Task item —
Without including any picture, copy the entries that follow word for word.

━━━━━ Provided material

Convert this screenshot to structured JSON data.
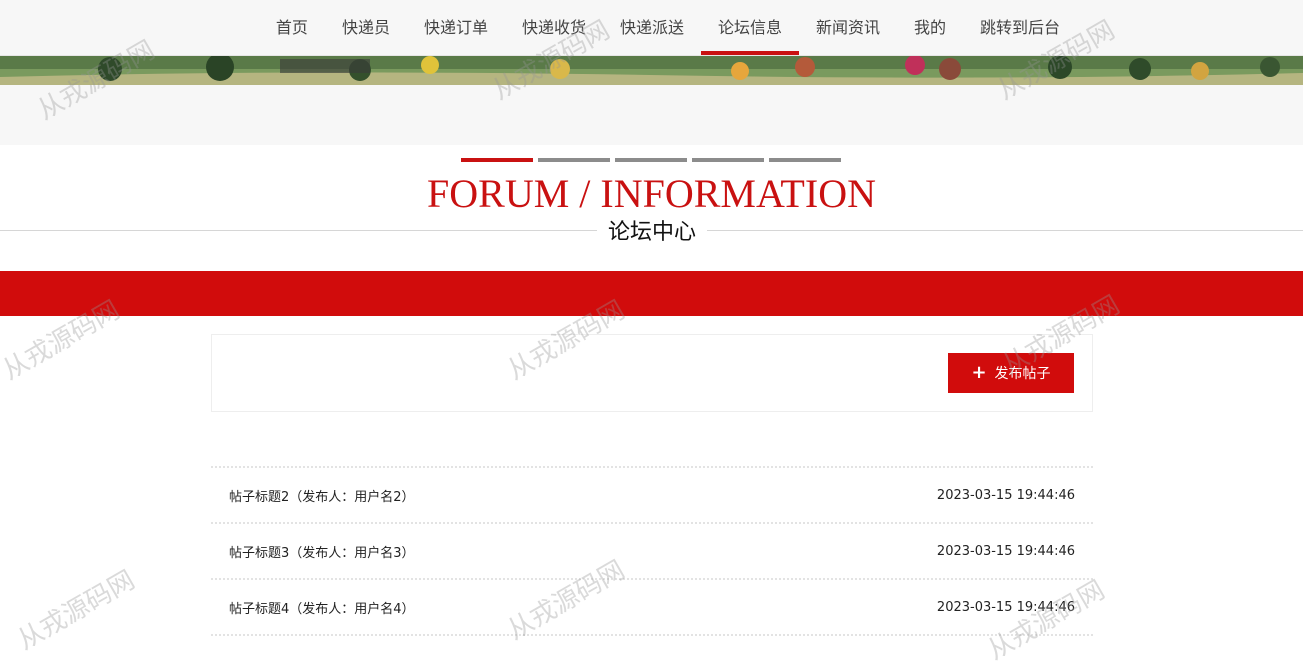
{
  "nav": {
    "items": [
      {
        "label": "首页"
      },
      {
        "label": "快递员"
      },
      {
        "label": "快递订单"
      },
      {
        "label": "快递收货"
      },
      {
        "label": "快递派送"
      },
      {
        "label": "论坛信息",
        "active": true
      },
      {
        "label": "新闻资讯"
      },
      {
        "label": "我的"
      },
      {
        "label": "跳转到后台"
      }
    ]
  },
  "heading": {
    "en": "FORUM / INFORMATION",
    "cn": "论坛中心"
  },
  "toolbar": {
    "post_button_label": "发布帖子"
  },
  "posts": [
    {
      "title": "帖子标题2（发布人：用户名2）",
      "time": "2023-03-15 19:44:46"
    },
    {
      "title": "帖子标题3（发布人：用户名3）",
      "time": "2023-03-15 19:44:46"
    },
    {
      "title": "帖子标题4（发布人：用户名4）",
      "time": "2023-03-15 19:44:46"
    }
  ],
  "watermark": "从戎源码网",
  "colors": {
    "accent": "#d10c0c",
    "nav_bg": "#f7f7f7"
  }
}
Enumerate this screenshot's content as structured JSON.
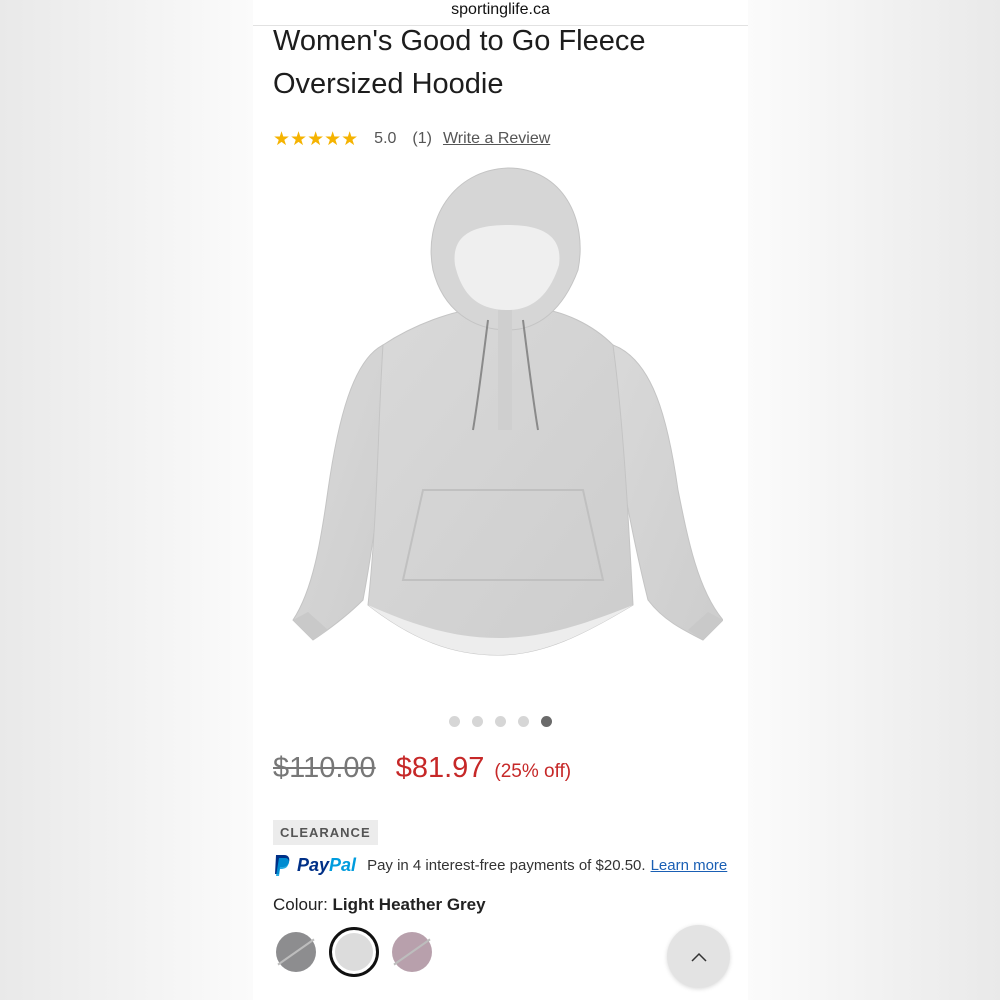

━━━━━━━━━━

Exercise response —
Convert this screenshot to structured JSON data.
{
  "nav": {
    "items": [
      {
        "label": "首页"
      },
      {
        "label": "快递员"
      },
      {
        "label": "快递订单"
      },
      {
        "label": "快递收货"
      },
      {
        "label": "快递派送"
      },
      {
        "label": "论坛信息",
        "active": true
      },
      {
        "label": "新闻资讯"
      },
      {
        "label": "我的"
      },
      {
        "label": "跳转到后台"
      }
    ]
  },
  "heading": {
    "en": "FORUM / INFORMATION",
    "cn": "论坛中心"
  },
  "toolbar": {
    "post_button_label": "发布帖子"
  },
  "posts": [
    {
      "title": "帖子标题2（发布人：用户名2）",
      "time": "2023-03-15 19:44:46"
    },
    {
      "title": "帖子标题3（发布人：用户名3）",
      "time": "2023-03-15 19:44:46"
    },
    {
      "title": "帖子标题4（发布人：用户名4）",
      "time": "2023-03-15 19:44:46"
    }
  ],
  "watermark": "从戎源码网",
  "colors": {
    "accent": "#d10c0c",
    "nav_bg": "#f7f7f7"
  }
}
Enumerate this screenshot's content as structured JSON.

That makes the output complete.